In the middle of all he has been through, trials and travail
he sees the great opportunity he has been given to do good
to accomplish justice
to save lives.
And so he forgives. He simply forgives. And more than that,
he acts to bring healing and closure to the tense chaotic moment.
Joseph teaches us something important here:
the power of love
the power of forgiveness
and, particularly, the power of God, to inspire these in people
who have been through so much heartache and pain and hurt.
The fancy word for this sort of work is Reconciliation
When people who are divided are brought back together
When hurts are healed
When families are reunited
When neighbors turn from enemies into friends.
Reconciliation is really, really hard.
But when you look at what Jesus teaches,
what Paul preaches
what Joseph demonstrates,
we maybe, just maybe, can see that we too have the tools to do it:
To pray for everyone, not just those in our tribe, but for others, too.
To give generously
To love extravagantly
To be the adult in the room and to take the first steps towards forgiveness.
If Joseph could do that to his brothers who sold him into slavery
I should try do that for the driver of the Ford who cut me off in traffic
Or the jerk who embarrassed me in public five years ago
Or the person who I think won’t ever return the gesture…
Maybe he won’t ever return the gesture.
That’s not part of the deal, him having to return the gesture.
We are asked to be agents of reconciliation when we carry the name of Christ.
If I’m honest, I don’t succeed at this in far too many instances.
But it is something that I’m called to do, even so,
To try to do better.
If I was all alone in it, I don’t think I’d ever succeed.
But I’m not alone.
I’m part of a church.
A true church, one that looks to Jesus Christ as our guide and our salvation.
God is working to bring us together,
a diverse people united by our love for others and a vision of God’s just world.
And so, we do the work of reconciliation as a community.
We remind each other of God’s hopeful realism.

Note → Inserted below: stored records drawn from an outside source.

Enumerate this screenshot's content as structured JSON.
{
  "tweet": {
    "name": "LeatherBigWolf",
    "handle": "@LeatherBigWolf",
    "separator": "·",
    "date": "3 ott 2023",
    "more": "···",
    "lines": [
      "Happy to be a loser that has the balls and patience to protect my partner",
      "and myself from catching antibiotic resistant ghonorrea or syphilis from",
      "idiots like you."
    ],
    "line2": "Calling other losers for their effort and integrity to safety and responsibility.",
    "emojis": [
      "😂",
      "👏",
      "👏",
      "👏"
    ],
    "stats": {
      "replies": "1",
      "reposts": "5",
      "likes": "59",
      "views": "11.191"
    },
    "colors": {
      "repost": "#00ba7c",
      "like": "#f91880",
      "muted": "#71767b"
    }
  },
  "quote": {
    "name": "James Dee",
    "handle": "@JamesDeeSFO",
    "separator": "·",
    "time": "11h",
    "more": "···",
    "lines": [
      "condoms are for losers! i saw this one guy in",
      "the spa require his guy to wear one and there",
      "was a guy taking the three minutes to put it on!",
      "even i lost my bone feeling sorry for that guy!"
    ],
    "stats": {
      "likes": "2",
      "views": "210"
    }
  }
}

We help each other strive for it.
We do that as a church, when we love and serve in Jesus name.
When we demand justice.
When we welcome everyone into God’s family.
When we take the first steps toward forgiveness.
Because right there, we are assured of the very presence of God.
That’s a calling for all of us
Whether we’re the one preaching
or singing or praying or just listening this morning,
or finding other ways of living our faith out into this big, beautiful, busy,
confusing, humbling, sometimes heart wrenching world that God loves.
This is our calling,
to remember that God loves everyone
and God is working on righting wrongs,
helping those who hurt others to make things right
and showing through acts of forgiveness
that there is hope for all of us,
even if it is sometimes just a dream right now.
And so, my friends, may we,
Follow where God is leading us,
claiming hopeful realism as our own way of seeing the world,
as we seek to be people who remain open to the possibility for reconciliation
of people who are so torn being reunited
as siblings, as neighbors, as people of equal worth and dignity and safety and wholeness,
and may we make that cause our own
just as Christ made it his own.
May it be so.
[i] As cited by James Howell in Feasting on the Word: Year A (Supplemental) for Proper 15, “Pastoral Perspective” (Louisville, Kentucky: Westminster John Knox Press, 2011). The citation is from Robert Alter, The Book of Psalms: A Translation with Commentary (New York: W. W. Norton & Co., 2007) 462, n.2.
[ii] Parts of this section adapted from an earlier sermon, “Ancient Stories: Who Breaks Retribution With Love,” preached at The Kirk on August 17, 2014.